The Iconic Village fire killed Haley Frizzell, 19, Dru Estes, 20, David Angel Ortiz, 21, Belinda Moats, 21, Dru Estes, 20, and James Phillip Miranda, 23. The blaze was ruled to have been set intentionally on Nov. 29, 2018. The victims’ deaths were ruled homicides on Dec. 17, 2018. 

The building that burned down did not have a sprinkler system and wasn’t required to have one because of its age. 

Kistner said the fire department put together a list after the Iconic Village fire of which apartments had no fire safety systems and inspected them. 

“Today, looking at the 100 largest properties, about 60 percent of those have been completely inspected and are 100 percent with current requirements of the code,” Kistner said. 

Approximately 70 percent of the town’s population lives in apartments, Kistner said, and they’re trying everything they can to prevent another deadly fire from occurring. 

“(Seventy percent is) a huge piece of our population that we need to make sure we’re protecting,” Kistner said. “And the best way to protect is to prevent the fires.” 

In response to the fire, the San Marcos City Council gave approval of a second and final reading of fire code changes recommended by Kistner and fire chief Les Stephens. 

The amendments to the fire code will include bans on grills on multifamily patios, requirements for better gate access for emergency responders at gated properties and a requirement for fire extinguishers in both individual apartments and hallways at multi-family properties.
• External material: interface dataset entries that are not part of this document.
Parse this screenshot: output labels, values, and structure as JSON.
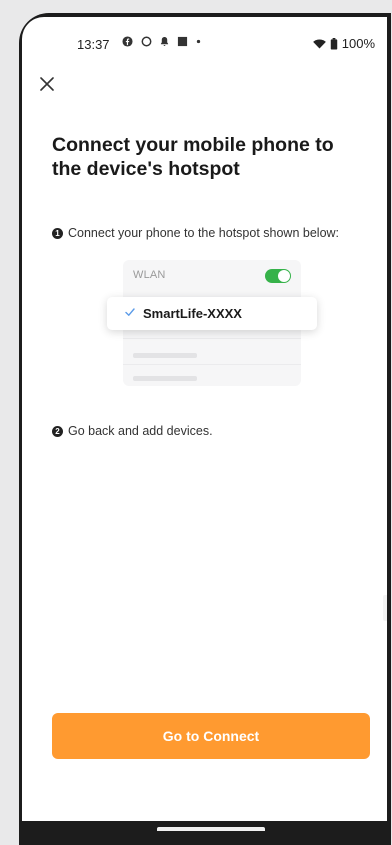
{
  "status_bar": {
    "time": "13:37",
    "battery": "100%",
    "icons": [
      "facebook-icon",
      "circle-icon",
      "notification-icon",
      "square-icon",
      "dot-icon",
      "wifi-icon",
      "battery-icon"
    ]
  },
  "header": {
    "close_icon": "close-icon"
  },
  "page": {
    "title": "Connect your mobile phone to the device's hotspot",
    "step1_num": "1",
    "step1": "Connect your phone to the hotspot shown below:",
    "step2_num": "2",
    "step2": "Go back and add devices."
  },
  "illustration": {
    "wlan_label": "WLAN",
    "toggle_on": true,
    "network_name": "SmartLife-XXXX",
    "check_icon": "check-icon"
  },
  "actions": {
    "connect_label": "Go to Connect"
  },
  "colors": {
    "accent": "#ff9a30",
    "toggle": "#36b24a",
    "check": "#5b9be8"
  }
}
Additional changes include fire department connections and Knox boxes — locked boxes on the outside of buildings that contain keys to the building that fire personnel can access so they can enter a building when responding to a call without having to break down a door.

At San Marcos’ dispatch center, the dispatchers have undergone more training for events like the Iconic fire. 

“Never in a million years would you expect something like this to happen,” said Daniel Robson, a 911 telecommunicator. “There’s always been policy and procedure in place since the department started. But it’s just we now train. One thing we’ve done since then is we do what’s called blue-card training, which is where we train over the radio and call processing over massive structure fires and stuff like that just so we can get familiar with the terminology (firefighters) use and we know what to expect.” 

Howie Minor, San Marcos Fire Department Batallion Chief, said fire trucks now have more hose after fighting the Iconic fire. Minor also said the experience San Marcos’ firefighters received while battling the deadly blaze is invaluable. 

“I know this was huge but if it ever happens again they’re going to have this under their belt,” Minor said. “You only get better if you’ve seen something. I hate to say that.”

With a large number of people living in apartments and students about to return to San Marcos for a new semester, Kistner stressed the importance of fire safety. 

“Make sure you know how to get out if there is a fire,” Kistner said. “If you’re at home or if you’re in an apartment, make sure you’ve got a meeting place to meet up with those that are close to you whether it’s friends, family, significant others, whoever it maybe. Make sure your smoke alarms work. Make sure your extinguishers are in place … Just take a few minutes and be aware of your surroundings. Be aware of how to get out of a fire and make sure you can be notified of that fire with your smoke alarms.” 

San Marcos Record

(512) 392-2458
P.O. Box 1109, San Marcos, TX 78666